§ **The task**: Take the data below and write it out exactly, except for the pictures.

§ **Record set**:
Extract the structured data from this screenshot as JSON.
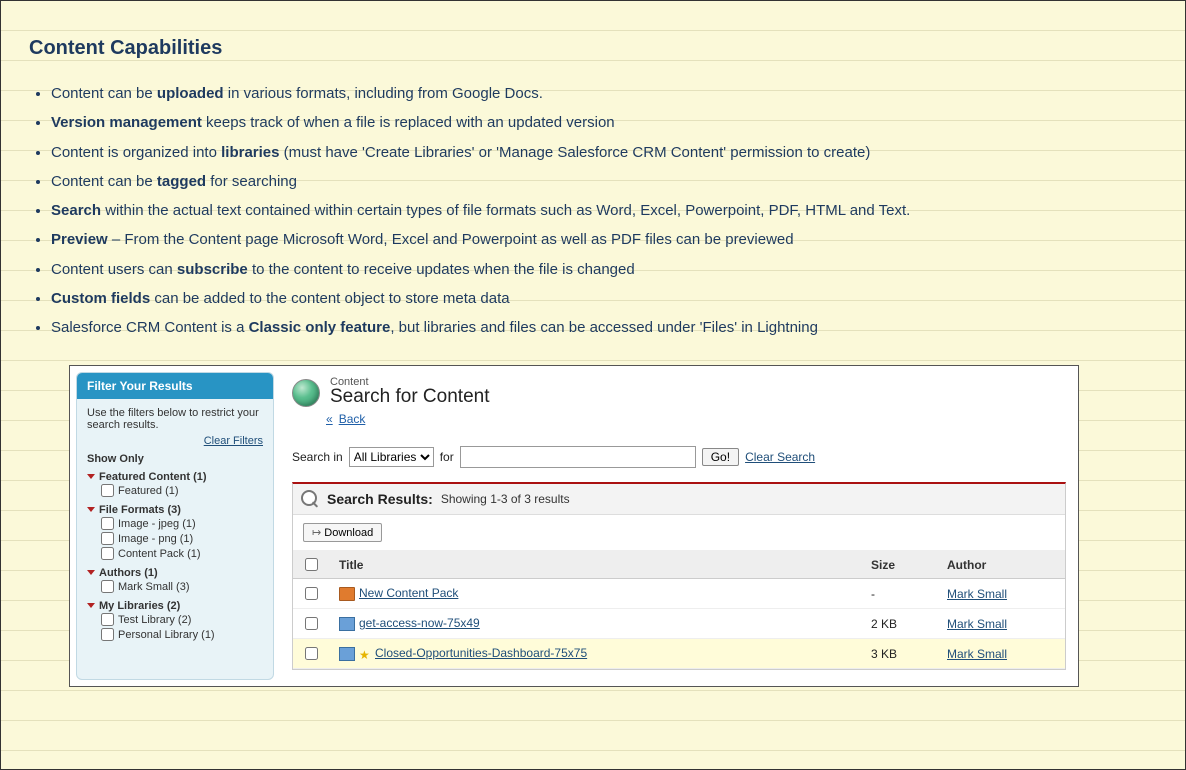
{
  "heading": "Content Capabilities",
  "bullets": [
    {
      "pre": "Content can be ",
      "b": "uploaded",
      "post": " in various formats, including from Google Docs."
    },
    {
      "pre": "",
      "b": "Version management",
      "post": " keeps track of when a file is replaced with an updated version"
    },
    {
      "pre": "Content is organized into ",
      "b": "libraries",
      "post": " (must have 'Create Libraries' or 'Manage Salesforce CRM Content' permission to create)"
    },
    {
      "pre": "Content can be ",
      "b": "tagged",
      "post": " for searching"
    },
    {
      "pre": "",
      "b": "Search",
      "post": " within the actual text contained within certain types of file formats such as Word, Excel, Powerpoint, PDF, HTML and Text."
    },
    {
      "pre": "",
      "b": "Preview",
      "post": " – From the Content page Microsoft Word, Excel and Powerpoint as well as PDF files can be previewed"
    },
    {
      "pre": "Content users can ",
      "b": "subscribe",
      "post": " to the content to receive updates when the file is changed"
    },
    {
      "pre": "",
      "b": "Custom fields",
      "post": " can be added to the content object to store meta data"
    },
    {
      "pre": "Salesforce CRM Content is a ",
      "b": "Classic only feature",
      "post": ", but libraries and files can be accessed under 'Files' in Lightning"
    }
  ],
  "sidebar": {
    "header": "Filter Your Results",
    "hint": "Use the filters below to restrict your search results.",
    "clear": "Clear Filters",
    "show_only": "Show Only",
    "groups": [
      {
        "label": "Featured Content (1)",
        "items": [
          {
            "label": "Featured (1)"
          }
        ]
      },
      {
        "label": "File Formats (3)",
        "items": [
          {
            "label": "Image - jpeg (1)"
          },
          {
            "label": "Image - png (1)"
          },
          {
            "label": "Content Pack (1)"
          }
        ]
      },
      {
        "label": "Authors (1)",
        "items": [
          {
            "label": "Mark Small (3)"
          }
        ]
      },
      {
        "label": "My Libraries (2)",
        "items": [
          {
            "label": "Test Library (2)"
          },
          {
            "label": "Personal Library (1)"
          }
        ]
      }
    ]
  },
  "content": {
    "eyebrow": "Content",
    "title": "Search for Content",
    "back": "Back",
    "searchbar": {
      "search_in": "Search in",
      "dropdown": "All Libraries",
      "for": "for",
      "input_value": "",
      "go": "Go!",
      "clear": "Clear Search"
    },
    "results": {
      "title": "Search Results:",
      "subtitle": "Showing 1-3 of 3 results",
      "download": "Download",
      "columns": {
        "title": "Title",
        "size": "Size",
        "author": "Author"
      },
      "rows": [
        {
          "icon": "box",
          "title": "New Content Pack",
          "size": "-",
          "author": "Mark Small",
          "hl": false
        },
        {
          "icon": "img",
          "title": "get-access-now-75x49",
          "size": "2 KB",
          "author": "Mark Small",
          "hl": false
        },
        {
          "icon": "img",
          "star": true,
          "title": "Closed-Opportunities-Dashboard-75x75",
          "size": "3 KB",
          "author": "Mark Small",
          "hl": true
        }
      ]
    }
  }
}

§ **Solution**:
Extract the structured data from this screenshot as JSON.
{
  "heading": "Content Capabilities",
  "bullets": [
    {
      "pre": "Content can be ",
      "b": "uploaded",
      "post": " in various formats, including from Google Docs."
    },
    {
      "pre": "",
      "b": "Version management",
      "post": " keeps track of when a file is replaced with an updated version"
    },
    {
      "pre": "Content is organized into ",
      "b": "libraries",
      "post": " (must have 'Create Libraries' or 'Manage Salesforce CRM Content' permission to create)"
    },
    {
      "pre": "Content can be ",
      "b": "tagged",
      "post": " for searching"
    },
    {
      "pre": "",
      "b": "Search",
      "post": " within the actual text contained within certain types of file formats such as Word, Excel, Powerpoint, PDF, HTML and Text."
    },
    {
      "pre": "",
      "b": "Preview",
      "post": " – From the Content page Microsoft Word, Excel and Powerpoint as well as PDF files can be previewed"
    },
    {
      "pre": "Content users can ",
      "b": "subscribe",
      "post": " to the content to receive updates when the file is changed"
    },
    {
      "pre": "",
      "b": "Custom fields",
      "post": " can be added to the content object to store meta data"
    },
    {
      "pre": "Salesforce CRM Content is a ",
      "b": "Classic only feature",
      "post": ", but libraries and files can be accessed under 'Files' in Lightning"
    }
  ],
  "sidebar": {
    "header": "Filter Your Results",
    "hint": "Use the filters below to restrict your search results.",
    "clear": "Clear Filters",
    "show_only": "Show Only",
    "groups": [
      {
        "label": "Featured Content (1)",
        "items": [
          {
            "label": "Featured (1)"
          }
        ]
      },
      {
        "label": "File Formats (3)",
        "items": [
          {
            "label": "Image - jpeg (1)"
          },
          {
            "label": "Image - png (1)"
          },
          {
            "label": "Content Pack (1)"
          }
        ]
      },
      {
        "label": "Authors (1)",
        "items": [
          {
            "label": "Mark Small (3)"
          }
        ]
      },
      {
        "label": "My Libraries (2)",
        "items": [
          {
            "label": "Test Library (2)"
          },
          {
            "label": "Personal Library (1)"
          }
        ]
      }
    ]
  },
  "content": {
    "eyebrow": "Content",
    "title": "Search for Content",
    "back": "Back",
    "searchbar": {
      "search_in": "Search in",
      "dropdown": "All Libraries",
      "for": "for",
      "input_value": "",
      "go": "Go!",
      "clear": "Clear Search"
    },
    "results": {
      "title": "Search Results:",
      "subtitle": "Showing 1-3 of 3 results",
      "download": "Download",
      "columns": {
        "title": "Title",
        "size": "Size",
        "author": "Author"
      },
      "rows": [
        {
          "icon": "box",
          "title": "New Content Pack",
          "size": "-",
          "author": "Mark Small",
          "hl": false
        },
        {
          "icon": "img",
          "title": "get-access-now-75x49",
          "size": "2 KB",
          "author": "Mark Small",
          "hl": false
        },
        {
          "icon": "img",
          "star": true,
          "title": "Closed-Opportunities-Dashboard-75x75",
          "size": "3 KB",
          "author": "Mark Small",
          "hl": true
        }
      ]
    }
  }
}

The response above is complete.